Working data =
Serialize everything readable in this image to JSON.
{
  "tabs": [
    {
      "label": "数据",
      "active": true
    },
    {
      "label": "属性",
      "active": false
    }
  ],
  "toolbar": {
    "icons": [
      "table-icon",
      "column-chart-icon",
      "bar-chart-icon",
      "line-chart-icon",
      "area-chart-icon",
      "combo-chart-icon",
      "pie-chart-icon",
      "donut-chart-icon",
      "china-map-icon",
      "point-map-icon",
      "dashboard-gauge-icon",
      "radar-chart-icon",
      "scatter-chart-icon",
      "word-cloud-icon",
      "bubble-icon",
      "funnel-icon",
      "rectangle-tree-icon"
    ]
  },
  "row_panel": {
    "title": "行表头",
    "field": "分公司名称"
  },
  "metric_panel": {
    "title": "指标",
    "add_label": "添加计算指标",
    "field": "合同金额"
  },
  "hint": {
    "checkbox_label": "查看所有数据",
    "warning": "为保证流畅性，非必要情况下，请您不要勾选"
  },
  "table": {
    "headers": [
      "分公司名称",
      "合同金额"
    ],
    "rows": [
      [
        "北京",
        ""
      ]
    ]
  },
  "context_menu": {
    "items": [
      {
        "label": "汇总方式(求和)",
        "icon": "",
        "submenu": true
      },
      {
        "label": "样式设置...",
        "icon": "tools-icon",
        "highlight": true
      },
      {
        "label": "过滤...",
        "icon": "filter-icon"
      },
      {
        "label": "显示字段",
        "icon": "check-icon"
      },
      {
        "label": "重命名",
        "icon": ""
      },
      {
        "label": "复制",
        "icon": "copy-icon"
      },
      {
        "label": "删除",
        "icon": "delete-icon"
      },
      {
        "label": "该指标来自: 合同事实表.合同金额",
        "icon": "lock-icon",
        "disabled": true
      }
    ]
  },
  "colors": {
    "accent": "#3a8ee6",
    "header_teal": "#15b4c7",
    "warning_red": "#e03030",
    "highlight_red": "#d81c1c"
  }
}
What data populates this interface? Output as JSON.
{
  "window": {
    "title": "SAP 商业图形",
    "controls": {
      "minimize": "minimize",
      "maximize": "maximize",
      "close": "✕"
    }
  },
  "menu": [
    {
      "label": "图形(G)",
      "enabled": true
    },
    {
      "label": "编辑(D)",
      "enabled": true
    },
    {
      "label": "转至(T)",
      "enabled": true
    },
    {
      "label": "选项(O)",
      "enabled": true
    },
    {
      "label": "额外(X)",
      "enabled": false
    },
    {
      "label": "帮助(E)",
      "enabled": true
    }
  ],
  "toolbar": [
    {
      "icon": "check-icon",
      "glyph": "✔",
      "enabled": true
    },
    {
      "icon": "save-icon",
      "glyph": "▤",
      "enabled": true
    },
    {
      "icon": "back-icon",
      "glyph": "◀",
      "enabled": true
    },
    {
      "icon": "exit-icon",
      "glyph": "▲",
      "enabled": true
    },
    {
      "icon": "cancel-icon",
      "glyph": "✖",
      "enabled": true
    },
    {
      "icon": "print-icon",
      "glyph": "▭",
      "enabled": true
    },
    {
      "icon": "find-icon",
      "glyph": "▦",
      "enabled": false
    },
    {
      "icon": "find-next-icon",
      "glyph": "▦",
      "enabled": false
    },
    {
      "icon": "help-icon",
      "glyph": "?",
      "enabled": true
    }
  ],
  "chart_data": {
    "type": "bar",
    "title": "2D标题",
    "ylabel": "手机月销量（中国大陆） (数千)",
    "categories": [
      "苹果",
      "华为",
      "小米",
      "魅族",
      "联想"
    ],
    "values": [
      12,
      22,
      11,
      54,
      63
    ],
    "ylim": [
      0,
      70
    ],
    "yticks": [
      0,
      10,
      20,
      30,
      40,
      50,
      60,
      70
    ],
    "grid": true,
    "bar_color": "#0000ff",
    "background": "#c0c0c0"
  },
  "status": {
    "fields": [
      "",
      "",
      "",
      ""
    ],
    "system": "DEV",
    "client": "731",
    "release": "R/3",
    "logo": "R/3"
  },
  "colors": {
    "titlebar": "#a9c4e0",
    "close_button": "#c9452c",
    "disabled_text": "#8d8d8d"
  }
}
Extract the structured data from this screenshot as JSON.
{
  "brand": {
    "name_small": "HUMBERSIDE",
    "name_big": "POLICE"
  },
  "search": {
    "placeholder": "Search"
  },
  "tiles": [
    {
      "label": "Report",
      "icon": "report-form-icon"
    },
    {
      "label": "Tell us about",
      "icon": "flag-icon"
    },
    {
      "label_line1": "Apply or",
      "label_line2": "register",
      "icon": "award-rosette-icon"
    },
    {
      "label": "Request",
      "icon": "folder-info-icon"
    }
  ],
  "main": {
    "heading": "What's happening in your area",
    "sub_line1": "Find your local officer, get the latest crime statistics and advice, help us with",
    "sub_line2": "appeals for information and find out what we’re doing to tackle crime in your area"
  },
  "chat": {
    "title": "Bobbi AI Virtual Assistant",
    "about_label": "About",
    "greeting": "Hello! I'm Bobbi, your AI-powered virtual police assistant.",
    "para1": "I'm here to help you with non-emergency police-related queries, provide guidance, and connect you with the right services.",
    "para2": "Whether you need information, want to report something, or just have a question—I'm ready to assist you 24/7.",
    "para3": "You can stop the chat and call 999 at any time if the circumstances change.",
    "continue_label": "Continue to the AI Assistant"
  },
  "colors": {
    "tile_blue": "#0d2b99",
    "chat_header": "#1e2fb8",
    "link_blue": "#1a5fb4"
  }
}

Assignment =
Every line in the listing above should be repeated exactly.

Answer to the exercise =
Serialize everything readable in this image to JSON.
{
  "tabs": [
    {
      "label": "数据",
      "active": true
    },
    {
      "label": "属性",
      "active": false
    }
  ],
  "toolbar": {
    "icons": [
      "table-icon",
      "column-chart-icon",
      "bar-chart-icon",
      "line-chart-icon",
      "area-chart-icon",
      "combo-chart-icon",
      "pie-chart-icon",
      "donut-chart-icon",
      "china-map-icon",
      "point-map-icon",
      "dashboard-gauge-icon",
      "radar-chart-icon",
      "scatter-chart-icon",
      "word-cloud-icon",
      "bubble-icon",
      "funnel-icon",
      "rectangle-tree-icon"
    ]
  },
  "row_panel": {
    "title": "行表头",
    "field": "分公司名称"
  },
  "metric_panel": {
    "title": "指标",
    "add_label": "添加计算指标",
    "field": "合同金额"
  },
  "hint": {
    "checkbox_label": "查看所有数据",
    "warning": "为保证流畅性，非必要情况下，请您不要勾选"
  },
  "table": {
    "headers": [
      "分公司名称",
      "合同金额"
    ],
    "rows": [
      [
        "北京",
        ""
      ]
    ]
  },
  "context_menu": {
    "items": [
      {
        "label": "汇总方式(求和)",
        "icon": "",
        "submenu": true
      },
      {
        "label": "样式设置...",
        "icon": "tools-icon",
        "highlight": true
      },
      {
        "label": "过滤...",
        "icon": "filter-icon"
      },
      {
        "label": "显示字段",
        "icon": "check-icon"
      },
      {
        "label": "重命名",
        "icon": ""
      },
      {
        "label": "复制",
        "icon": "copy-icon"
      },
      {
        "label": "删除",
        "icon": "delete-icon"
      },
      {
        "label": "该指标来自: 合同事实表.合同金额",
        "icon": "lock-icon",
        "disabled": true
      }
    ]
  },
  "colors": {
    "accent": "#3a8ee6",
    "header_teal": "#15b4c7",
    "warning_red": "#e03030",
    "highlight_red": "#d81c1c"
  }
}
What data populates this interface? Output as JSON.
{
  "window": {
    "title": "SAP 商业图形",
    "controls": {
      "minimize": "minimize",
      "maximize": "maximize",
      "close": "✕"
    }
  },
  "menu": [
    {
      "label": "图形(G)",
      "enabled": true
    },
    {
      "label": "编辑(D)",
      "enabled": true
    },
    {
      "label": "转至(T)",
      "enabled": true
    },
    {
      "label": "选项(O)",
      "enabled": true
    },
    {
      "label": "额外(X)",
      "enabled": false
    },
    {
      "label": "帮助(E)",
      "enabled": true
    }
  ],
  "toolbar": [
    {
      "icon": "check-icon",
      "glyph": "✔",
      "enabled": true
    },
    {
      "icon": "save-icon",
      "glyph": "▤",
      "enabled": true
    },
    {
      "icon": "back-icon",
      "glyph": "◀",
      "enabled": true
    },
    {
      "icon": "exit-icon",
      "glyph": "▲",
      "enabled": true
    },
    {
      "icon": "cancel-icon",
      "glyph": "✖",
      "enabled": true
    },
    {
      "icon": "print-icon",
      "glyph": "▭",
      "enabled": true
    },
    {
      "icon": "find-icon",
      "glyph": "▦",
      "enabled": false
    },
    {
      "icon": "find-next-icon",
      "glyph": "▦",
      "enabled": false
    },
    {
      "icon": "help-icon",
      "glyph": "?",
      "enabled": true
    }
  ],
  "chart_data": {
    "type": "bar",
    "title": "2D标题",
    "ylabel": "手机月销量（中国大陆） (数千)",
    "categories": [
      "苹果",
      "华为",
      "小米",
      "魅族",
      "联想"
    ],
    "values": [
      12,
      22,
      11,
      54,
      63
    ],
    "ylim": [
      0,
      70
    ],
    "yticks": [
      0,
      10,
      20,
      30,
      40,
      50,
      60,
      70
    ],
    "grid": true,
    "bar_color": "#0000ff",
    "background": "#c0c0c0"
  },
  "status": {
    "fields": [
      "",
      "",
      "",
      ""
    ],
    "system": "DEV",
    "client": "731",
    "release": "R/3",
    "logo": "R/3"
  },
  "colors": {
    "titlebar": "#a9c4e0",
    "close_button": "#c9452c",
    "disabled_text": "#8d8d8d"
  }
}
Extract the structured data from this screenshot as JSON.
{
  "brand": {
    "name_small": "HUMBERSIDE",
    "name_big": "POLICE"
  },
  "search": {
    "placeholder": "Search"
  },
  "tiles": [
    {
      "label": "Report",
      "icon": "report-form-icon"
    },
    {
      "label": "Tell us about",
      "icon": "flag-icon"
    },
    {
      "label_line1": "Apply or",
      "label_line2": "register",
      "icon": "award-rosette-icon"
    },
    {
      "label": "Request",
      "icon": "folder-info-icon"
    }
  ],
  "main": {
    "heading": "What's happening in your area",
    "sub_line1": "Find your local officer, get the latest crime statistics and advice, help us with",
    "sub_line2": "appeals for information and find out what we’re doing to tackle crime in your area"
  },
  "chat": {
    "title": "Bobbi AI Virtual Assistant",
    "about_label": "About",
    "greeting": "Hello! I'm Bobbi, your AI-powered virtual police assistant.",
    "para1": "I'm here to help you with non-emergency police-related queries, provide guidance, and connect you with the right services.",
    "para2": "Whether you need information, want to report something, or just have a question—I'm ready to assist you 24/7.",
    "para3": "You can stop the chat and call 999 at any time if the circumstances change.",
    "continue_label": "Continue to the AI Assistant"
  },
  "colors": {
    "tile_blue": "#0d2b99",
    "chat_header": "#1e2fb8",
    "link_blue": "#1a5fb4"
  }
}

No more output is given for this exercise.